Start of Block

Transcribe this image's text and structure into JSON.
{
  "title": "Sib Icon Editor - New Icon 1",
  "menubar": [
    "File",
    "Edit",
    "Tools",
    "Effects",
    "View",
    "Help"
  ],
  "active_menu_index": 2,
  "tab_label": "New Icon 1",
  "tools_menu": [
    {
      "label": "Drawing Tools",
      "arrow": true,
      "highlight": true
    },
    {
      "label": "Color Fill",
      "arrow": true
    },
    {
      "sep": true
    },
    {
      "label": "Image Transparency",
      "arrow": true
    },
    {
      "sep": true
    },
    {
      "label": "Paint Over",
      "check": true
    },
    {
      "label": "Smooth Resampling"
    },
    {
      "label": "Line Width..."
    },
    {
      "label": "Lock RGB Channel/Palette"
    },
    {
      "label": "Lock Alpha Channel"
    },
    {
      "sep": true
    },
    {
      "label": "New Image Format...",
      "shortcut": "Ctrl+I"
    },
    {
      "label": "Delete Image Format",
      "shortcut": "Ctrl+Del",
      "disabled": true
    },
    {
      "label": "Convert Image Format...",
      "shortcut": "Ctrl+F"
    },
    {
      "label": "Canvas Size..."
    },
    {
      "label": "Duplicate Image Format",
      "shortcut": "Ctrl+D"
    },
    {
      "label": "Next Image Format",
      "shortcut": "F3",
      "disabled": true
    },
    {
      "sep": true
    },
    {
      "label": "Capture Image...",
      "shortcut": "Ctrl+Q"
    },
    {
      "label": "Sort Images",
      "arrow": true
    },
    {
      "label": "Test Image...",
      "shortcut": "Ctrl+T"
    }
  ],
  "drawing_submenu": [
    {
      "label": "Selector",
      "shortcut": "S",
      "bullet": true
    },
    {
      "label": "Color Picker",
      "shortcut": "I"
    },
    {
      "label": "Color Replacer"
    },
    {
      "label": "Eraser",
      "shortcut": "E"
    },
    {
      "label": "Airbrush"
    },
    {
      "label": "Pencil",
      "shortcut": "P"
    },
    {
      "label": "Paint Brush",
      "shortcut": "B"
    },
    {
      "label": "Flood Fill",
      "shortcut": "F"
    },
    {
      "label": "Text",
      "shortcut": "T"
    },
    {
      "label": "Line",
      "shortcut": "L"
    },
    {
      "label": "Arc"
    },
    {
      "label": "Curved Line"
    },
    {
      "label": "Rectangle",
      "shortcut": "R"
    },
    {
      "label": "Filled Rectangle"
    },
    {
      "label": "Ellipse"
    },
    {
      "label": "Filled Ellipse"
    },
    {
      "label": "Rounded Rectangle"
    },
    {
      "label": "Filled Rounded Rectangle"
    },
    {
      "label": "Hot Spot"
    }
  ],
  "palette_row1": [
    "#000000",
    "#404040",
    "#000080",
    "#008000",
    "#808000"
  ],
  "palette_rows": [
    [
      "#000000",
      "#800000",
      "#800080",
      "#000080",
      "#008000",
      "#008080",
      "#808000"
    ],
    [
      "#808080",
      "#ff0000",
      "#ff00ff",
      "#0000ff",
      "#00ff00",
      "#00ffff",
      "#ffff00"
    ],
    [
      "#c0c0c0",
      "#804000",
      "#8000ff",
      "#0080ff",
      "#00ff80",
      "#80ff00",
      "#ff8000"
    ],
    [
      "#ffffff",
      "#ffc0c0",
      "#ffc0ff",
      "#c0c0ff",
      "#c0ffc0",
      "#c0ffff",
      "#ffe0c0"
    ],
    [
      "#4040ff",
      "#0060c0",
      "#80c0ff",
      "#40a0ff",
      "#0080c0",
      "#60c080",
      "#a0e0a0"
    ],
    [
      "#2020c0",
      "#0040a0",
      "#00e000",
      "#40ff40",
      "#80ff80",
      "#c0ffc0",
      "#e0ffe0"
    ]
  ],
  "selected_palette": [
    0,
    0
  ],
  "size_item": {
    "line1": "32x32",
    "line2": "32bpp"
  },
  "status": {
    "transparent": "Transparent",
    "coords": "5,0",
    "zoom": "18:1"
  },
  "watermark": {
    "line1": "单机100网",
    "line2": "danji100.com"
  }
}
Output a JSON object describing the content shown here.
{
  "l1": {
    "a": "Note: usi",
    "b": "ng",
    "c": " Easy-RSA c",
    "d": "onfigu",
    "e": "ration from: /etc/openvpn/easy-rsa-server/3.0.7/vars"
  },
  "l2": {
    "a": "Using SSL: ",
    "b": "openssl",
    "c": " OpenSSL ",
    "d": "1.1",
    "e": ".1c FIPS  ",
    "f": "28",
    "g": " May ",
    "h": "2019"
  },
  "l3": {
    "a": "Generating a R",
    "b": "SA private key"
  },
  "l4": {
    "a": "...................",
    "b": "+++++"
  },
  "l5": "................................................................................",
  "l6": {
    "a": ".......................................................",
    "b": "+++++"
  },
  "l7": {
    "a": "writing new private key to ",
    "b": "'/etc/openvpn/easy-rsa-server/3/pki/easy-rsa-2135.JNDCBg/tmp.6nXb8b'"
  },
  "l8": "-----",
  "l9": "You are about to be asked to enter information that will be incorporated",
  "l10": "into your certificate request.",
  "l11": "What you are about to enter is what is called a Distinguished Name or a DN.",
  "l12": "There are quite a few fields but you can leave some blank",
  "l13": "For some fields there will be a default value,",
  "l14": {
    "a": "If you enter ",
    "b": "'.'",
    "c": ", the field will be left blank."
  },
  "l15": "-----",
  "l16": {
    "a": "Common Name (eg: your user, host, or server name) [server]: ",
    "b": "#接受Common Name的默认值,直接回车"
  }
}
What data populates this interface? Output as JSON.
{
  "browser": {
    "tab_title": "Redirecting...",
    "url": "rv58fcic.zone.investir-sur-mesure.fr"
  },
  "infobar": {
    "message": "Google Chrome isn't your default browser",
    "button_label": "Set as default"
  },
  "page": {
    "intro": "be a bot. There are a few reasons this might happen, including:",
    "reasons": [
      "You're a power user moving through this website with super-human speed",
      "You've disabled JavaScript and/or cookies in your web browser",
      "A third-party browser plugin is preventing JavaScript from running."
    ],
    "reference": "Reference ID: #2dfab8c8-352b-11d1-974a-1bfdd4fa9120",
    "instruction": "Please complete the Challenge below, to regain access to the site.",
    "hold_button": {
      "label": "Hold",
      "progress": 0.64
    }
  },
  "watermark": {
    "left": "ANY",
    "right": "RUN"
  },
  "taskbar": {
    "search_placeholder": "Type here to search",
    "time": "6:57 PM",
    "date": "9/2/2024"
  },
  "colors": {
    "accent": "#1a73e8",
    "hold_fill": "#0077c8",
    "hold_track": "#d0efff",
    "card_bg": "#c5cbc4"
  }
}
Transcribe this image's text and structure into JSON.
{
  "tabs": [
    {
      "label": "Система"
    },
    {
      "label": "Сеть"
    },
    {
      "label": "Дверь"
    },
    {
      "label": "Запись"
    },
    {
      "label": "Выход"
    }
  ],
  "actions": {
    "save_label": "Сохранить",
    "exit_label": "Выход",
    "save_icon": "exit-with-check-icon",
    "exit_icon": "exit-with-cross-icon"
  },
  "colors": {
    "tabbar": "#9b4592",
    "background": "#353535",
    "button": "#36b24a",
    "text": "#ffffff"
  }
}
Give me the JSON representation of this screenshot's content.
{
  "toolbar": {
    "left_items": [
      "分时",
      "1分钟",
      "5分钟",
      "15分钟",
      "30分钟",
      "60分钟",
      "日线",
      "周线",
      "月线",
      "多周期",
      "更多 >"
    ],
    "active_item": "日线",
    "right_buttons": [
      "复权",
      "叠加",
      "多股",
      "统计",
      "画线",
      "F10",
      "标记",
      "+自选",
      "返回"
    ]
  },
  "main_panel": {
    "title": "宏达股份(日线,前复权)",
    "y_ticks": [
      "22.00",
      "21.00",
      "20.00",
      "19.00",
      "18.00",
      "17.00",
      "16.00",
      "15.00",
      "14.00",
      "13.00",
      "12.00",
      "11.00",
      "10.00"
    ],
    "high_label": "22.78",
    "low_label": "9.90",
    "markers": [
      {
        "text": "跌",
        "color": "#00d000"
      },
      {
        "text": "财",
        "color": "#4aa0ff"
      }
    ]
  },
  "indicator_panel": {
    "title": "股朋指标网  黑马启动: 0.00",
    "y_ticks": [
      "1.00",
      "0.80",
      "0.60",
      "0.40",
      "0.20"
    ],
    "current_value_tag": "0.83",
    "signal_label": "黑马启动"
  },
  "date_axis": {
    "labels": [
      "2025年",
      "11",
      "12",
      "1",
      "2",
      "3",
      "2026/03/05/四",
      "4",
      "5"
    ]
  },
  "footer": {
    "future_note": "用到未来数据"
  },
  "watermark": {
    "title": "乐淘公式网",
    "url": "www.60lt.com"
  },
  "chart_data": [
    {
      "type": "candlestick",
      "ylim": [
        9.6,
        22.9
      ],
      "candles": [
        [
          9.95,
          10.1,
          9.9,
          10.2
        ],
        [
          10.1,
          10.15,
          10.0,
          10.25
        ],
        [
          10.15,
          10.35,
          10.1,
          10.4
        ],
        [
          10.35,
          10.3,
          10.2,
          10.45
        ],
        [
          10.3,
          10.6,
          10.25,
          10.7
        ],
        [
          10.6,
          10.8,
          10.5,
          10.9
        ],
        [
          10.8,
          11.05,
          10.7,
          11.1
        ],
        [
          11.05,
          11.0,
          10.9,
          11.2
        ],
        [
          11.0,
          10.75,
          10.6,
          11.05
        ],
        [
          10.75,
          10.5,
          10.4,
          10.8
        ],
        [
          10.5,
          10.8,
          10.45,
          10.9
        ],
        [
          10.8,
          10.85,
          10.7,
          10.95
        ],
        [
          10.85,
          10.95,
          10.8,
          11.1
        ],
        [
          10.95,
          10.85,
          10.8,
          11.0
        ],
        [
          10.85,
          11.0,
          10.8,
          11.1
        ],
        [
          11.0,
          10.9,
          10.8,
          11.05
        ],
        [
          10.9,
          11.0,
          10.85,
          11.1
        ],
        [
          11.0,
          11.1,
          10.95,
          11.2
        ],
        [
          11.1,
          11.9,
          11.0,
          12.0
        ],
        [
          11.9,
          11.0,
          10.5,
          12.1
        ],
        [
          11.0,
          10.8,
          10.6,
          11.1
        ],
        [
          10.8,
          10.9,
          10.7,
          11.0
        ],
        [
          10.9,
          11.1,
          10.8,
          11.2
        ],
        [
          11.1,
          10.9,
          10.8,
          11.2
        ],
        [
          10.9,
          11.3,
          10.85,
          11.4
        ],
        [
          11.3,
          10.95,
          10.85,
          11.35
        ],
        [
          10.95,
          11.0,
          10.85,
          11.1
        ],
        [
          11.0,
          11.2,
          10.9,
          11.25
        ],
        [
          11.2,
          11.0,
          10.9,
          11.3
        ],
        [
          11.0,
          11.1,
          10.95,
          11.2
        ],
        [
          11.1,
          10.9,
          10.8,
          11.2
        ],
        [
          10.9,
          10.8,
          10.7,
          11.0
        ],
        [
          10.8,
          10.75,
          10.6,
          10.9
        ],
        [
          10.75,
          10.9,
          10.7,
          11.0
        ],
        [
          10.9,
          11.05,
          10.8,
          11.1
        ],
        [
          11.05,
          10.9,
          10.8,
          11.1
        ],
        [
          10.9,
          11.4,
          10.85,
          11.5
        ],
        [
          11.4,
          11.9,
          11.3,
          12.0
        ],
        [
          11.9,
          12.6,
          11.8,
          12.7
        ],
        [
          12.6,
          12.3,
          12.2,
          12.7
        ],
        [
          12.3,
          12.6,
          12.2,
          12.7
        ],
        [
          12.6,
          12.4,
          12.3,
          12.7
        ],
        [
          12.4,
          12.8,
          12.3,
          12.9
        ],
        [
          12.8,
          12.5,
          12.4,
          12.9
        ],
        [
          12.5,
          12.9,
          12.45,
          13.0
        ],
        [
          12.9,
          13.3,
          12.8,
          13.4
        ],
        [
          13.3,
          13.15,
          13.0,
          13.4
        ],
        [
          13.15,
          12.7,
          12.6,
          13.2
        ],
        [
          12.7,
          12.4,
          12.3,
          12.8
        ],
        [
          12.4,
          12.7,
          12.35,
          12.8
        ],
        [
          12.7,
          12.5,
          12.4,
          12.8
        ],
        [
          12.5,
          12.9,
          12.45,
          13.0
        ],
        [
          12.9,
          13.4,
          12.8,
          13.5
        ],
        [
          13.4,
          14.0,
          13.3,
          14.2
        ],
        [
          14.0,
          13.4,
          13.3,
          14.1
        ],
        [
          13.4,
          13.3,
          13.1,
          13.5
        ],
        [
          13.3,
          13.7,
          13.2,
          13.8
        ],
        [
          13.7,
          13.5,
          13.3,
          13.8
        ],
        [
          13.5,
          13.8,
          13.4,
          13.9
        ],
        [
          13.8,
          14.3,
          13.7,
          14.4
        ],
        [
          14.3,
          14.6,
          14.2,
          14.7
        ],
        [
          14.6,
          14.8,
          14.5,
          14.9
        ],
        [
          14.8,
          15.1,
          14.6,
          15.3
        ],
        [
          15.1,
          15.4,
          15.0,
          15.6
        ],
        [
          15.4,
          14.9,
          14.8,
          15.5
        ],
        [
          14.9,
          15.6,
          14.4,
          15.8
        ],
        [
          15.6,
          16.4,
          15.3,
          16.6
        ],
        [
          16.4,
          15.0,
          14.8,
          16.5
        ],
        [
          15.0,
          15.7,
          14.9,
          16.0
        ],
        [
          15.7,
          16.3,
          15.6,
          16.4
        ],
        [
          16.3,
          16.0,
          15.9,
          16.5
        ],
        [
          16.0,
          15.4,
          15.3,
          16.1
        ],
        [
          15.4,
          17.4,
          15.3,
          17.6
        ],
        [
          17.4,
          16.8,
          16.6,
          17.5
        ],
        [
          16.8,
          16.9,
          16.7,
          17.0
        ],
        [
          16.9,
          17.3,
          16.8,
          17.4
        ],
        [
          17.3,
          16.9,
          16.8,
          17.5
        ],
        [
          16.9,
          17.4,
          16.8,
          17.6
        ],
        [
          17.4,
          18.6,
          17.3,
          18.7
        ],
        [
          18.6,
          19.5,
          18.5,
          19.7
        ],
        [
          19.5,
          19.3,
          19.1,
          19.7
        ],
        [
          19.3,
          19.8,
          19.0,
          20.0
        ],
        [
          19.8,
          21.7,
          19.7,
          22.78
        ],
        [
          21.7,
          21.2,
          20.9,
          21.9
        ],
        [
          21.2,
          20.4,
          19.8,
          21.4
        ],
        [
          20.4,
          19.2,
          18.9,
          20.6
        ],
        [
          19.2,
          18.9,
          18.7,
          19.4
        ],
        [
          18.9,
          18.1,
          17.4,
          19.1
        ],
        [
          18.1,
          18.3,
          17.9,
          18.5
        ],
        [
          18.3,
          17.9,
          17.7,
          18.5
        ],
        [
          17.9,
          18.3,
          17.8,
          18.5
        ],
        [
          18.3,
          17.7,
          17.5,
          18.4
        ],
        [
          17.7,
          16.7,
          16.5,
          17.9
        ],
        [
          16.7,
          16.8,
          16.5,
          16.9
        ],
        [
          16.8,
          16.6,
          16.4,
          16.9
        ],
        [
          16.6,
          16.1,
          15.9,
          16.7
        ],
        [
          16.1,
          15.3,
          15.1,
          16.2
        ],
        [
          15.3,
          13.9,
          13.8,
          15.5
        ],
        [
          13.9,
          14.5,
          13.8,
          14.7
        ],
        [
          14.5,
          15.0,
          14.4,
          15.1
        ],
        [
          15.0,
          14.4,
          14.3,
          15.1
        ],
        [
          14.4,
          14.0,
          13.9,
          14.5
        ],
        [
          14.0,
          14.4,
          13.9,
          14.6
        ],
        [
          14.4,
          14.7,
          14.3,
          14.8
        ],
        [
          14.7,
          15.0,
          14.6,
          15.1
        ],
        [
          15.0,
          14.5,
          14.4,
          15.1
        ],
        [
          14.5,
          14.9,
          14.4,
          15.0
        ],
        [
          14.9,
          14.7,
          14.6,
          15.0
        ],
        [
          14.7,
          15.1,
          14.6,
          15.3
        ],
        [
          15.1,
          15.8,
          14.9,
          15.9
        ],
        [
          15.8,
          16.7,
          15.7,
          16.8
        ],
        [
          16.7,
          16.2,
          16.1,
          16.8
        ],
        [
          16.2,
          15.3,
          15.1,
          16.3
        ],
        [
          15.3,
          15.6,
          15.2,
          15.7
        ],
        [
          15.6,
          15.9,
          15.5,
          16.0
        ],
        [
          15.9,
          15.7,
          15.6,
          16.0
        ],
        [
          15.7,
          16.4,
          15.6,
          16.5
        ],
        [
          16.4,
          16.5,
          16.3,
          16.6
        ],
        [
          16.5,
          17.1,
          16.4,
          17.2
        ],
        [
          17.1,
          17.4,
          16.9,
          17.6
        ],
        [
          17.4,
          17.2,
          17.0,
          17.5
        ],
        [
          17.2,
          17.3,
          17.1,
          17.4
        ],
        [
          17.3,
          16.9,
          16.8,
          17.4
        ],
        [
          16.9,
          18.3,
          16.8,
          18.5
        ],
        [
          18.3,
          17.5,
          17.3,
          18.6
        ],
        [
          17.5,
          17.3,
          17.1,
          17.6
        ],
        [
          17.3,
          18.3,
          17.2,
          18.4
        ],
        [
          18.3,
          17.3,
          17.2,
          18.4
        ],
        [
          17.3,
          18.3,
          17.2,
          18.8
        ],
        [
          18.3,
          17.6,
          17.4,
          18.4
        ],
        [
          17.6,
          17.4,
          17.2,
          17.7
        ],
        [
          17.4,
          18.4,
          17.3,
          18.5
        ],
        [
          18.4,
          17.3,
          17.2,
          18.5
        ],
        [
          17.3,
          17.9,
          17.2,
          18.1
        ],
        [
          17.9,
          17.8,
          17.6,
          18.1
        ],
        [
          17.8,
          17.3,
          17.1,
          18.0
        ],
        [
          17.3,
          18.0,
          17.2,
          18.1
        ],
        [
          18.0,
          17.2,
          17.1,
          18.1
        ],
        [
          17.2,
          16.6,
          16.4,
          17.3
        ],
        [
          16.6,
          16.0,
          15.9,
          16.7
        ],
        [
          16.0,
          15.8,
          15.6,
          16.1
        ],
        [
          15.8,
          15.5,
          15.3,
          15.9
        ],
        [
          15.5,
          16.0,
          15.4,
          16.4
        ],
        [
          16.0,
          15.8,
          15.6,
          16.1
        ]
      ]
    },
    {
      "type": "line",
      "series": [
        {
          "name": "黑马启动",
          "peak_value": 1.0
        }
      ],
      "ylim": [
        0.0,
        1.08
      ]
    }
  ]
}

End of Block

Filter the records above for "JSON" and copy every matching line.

- Answer box:
Transcribe this image's text and structure into JSON.
Output a JSON object describing the content shown here.
What data populates this interface? Output as JSON.
Transcribe this image's text and structure into JSON.
Give me the JSON representation of this screenshot's content.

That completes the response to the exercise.